Cross-promotion with the entire Bratz franchise: dolls, toys, accessories, clothes, and even some home furnishings.
Parents Need to Know
Parents need to know that while Bratz: Video: Starrin' & Stylin' is directly marketed to young girls and tweens, the sexualized teen characters send a negative message to young viewers about how they should act and what is supposed to be important to them. Applying make-up, dressing-up, shopping, and posing for pictures are the Bratz girls' constant activities in this movie. The Bratz girls are drawn with doe-eyes, breasts, thin but curvy bodies, and large heads and they flirt when in the presence of boys. There's an attempt to be ethnically diverse, but the visual differences in this first of the Bratz DVDs are very subtle.

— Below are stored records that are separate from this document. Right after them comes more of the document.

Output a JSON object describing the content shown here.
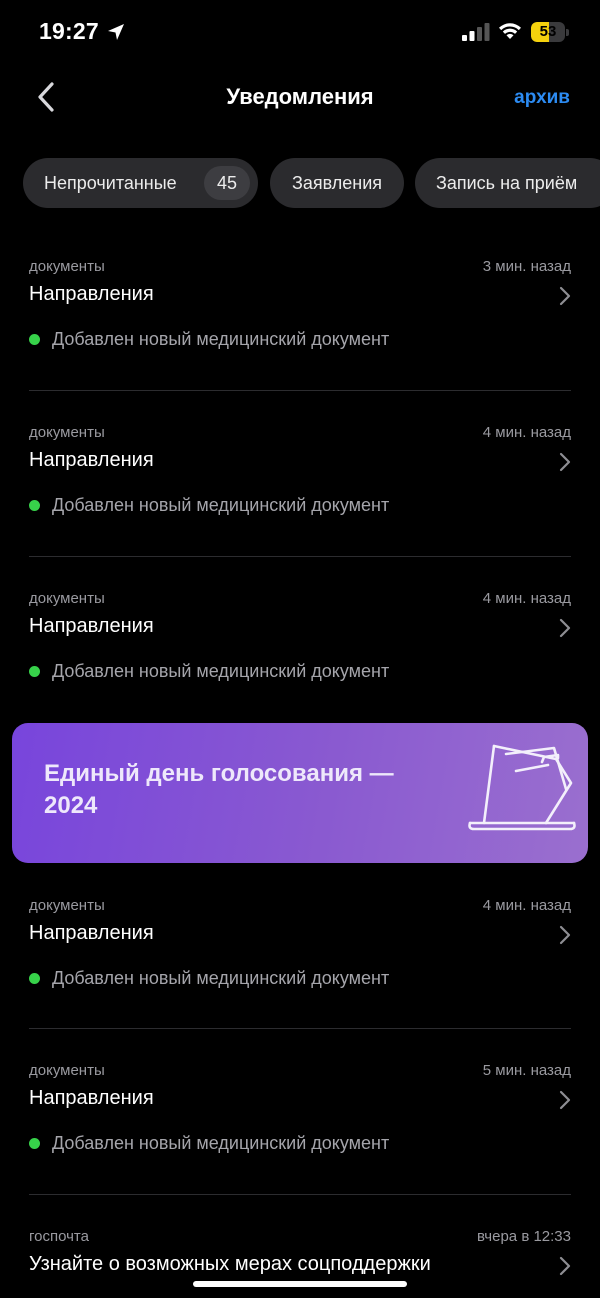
{
  "status_bar": {
    "time": "19:27",
    "battery": "53",
    "battery_level": 0.53
  },
  "nav": {
    "title": "Уведомления",
    "archive_label": "архив"
  },
  "filters": [
    {
      "label": "Непрочитанные",
      "count": "45"
    },
    {
      "label": "Заявления"
    },
    {
      "label": "Запись на приём"
    }
  ],
  "notifications": [
    {
      "category": "документы",
      "time": "3 мин. назад",
      "title": "Направления",
      "description": "Добавлен новый медицинский документ"
    },
    {
      "category": "документы",
      "time": "4 мин. назад",
      "title": "Направления",
      "description": "Добавлен новый медицинский документ"
    },
    {
      "category": "документы",
      "time": "4 мин. назад",
      "title": "Направления",
      "description": "Добавлен новый медицинский документ"
    },
    {
      "category": "документы",
      "time": "4 мин. назад",
      "title": "Направления",
      "description": "Добавлен новый медицинский документ"
    },
    {
      "category": "документы",
      "time": "5 мин. назад",
      "title": "Направления",
      "description": "Добавлен новый медицинский документ"
    },
    {
      "category": "госпочта",
      "time": "вчера в 12:33",
      "title": "Узнайте о возможных мерах соцподдержки"
    }
  ],
  "banner": {
    "title": "Единый день голосования — 2024",
    "icon": "ballot-box-icon"
  },
  "colors": {
    "accent": "#2c8bf2",
    "unread_dot": "#37d24a",
    "banner_start": "#7845dc",
    "banner_end": "#9a6fcf",
    "battery": "#f5d20d"
  }
}
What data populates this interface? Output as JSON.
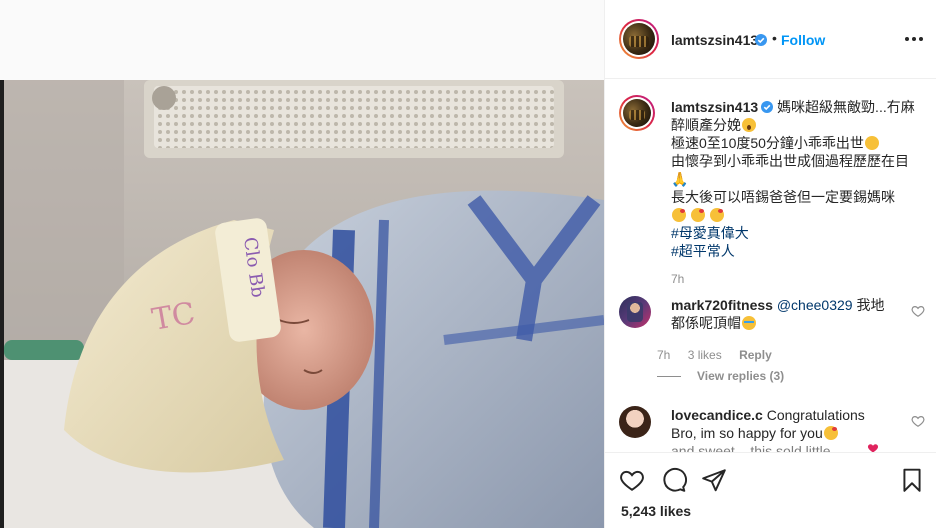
{
  "post": {
    "username": "lamtszsin413",
    "follow_label": "Follow",
    "dot": "•",
    "caption_lines": [
      "媽咪超級無敵勁...冇麻",
      "醉順產分娩",
      "極速0至10度50分鐘小乖乖出世",
      "由懷孕到小乖乖出世成個過程歷歷在目",
      "🙏",
      "長大後可以唔錫爸爸但一定要錫媽咪"
    ],
    "hashtags": [
      "#母愛真偉大",
      "#超平常人"
    ],
    "caption_time": "7h",
    "likes": "5,243 likes"
  },
  "comments": [
    {
      "username": "mark720fitness",
      "mention": "@chee0329",
      "text_after_mention": " 我地",
      "text_line2": "都係呢頂帽",
      "time": "7h",
      "likes": "3 likes",
      "reply_label": "Reply",
      "view_replies": "View replies (3)"
    },
    {
      "username": "lovecandice.c",
      "text": " Congratulations",
      "text_line2": "Bro, im so happy for you",
      "text_line3": "and sweet... this sold little..."
    }
  ],
  "colors": {
    "accent": "#0095f6",
    "hashtag": "#00376b",
    "muted": "#8e8e8e"
  },
  "icons": [
    "more-icon",
    "verified-icon",
    "heart-icon",
    "comment-icon",
    "share-icon",
    "bookmark-icon"
  ]
}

To stay in the loop on more movies like this, you can sign up for weekly Family Movie Night emails.
Is It Any Good?
The animation is simplistic (the Bratz have no noses in this early effort); characters are almost interchangeable; and the story is uninspired and generic. There's very little plot and much of the time is spent on visual images of the Bratz in various outfits and poses while shopping in a mall, getting ready for the prom, and visiting a spa.
Taking advantage of many girls' developing interest in fashion, makeup, and style, Bratz movies are simply a hard-sell, skin-deep marketing tool. Later Bratz DVDs include confusing stories with some scary villains, dark magic, and danger. Starrin' & Stylin' is only mildly offensive in comparison.
Did we miss something on diversity?
Research shows a connection between kids' healthy self-esteem and positive portrayals in media. That's why we've added a new "Diverse Representations" section to our reviews that will be rolling out on an ongoing basis. You can help us help kids by suggesting a diversity update.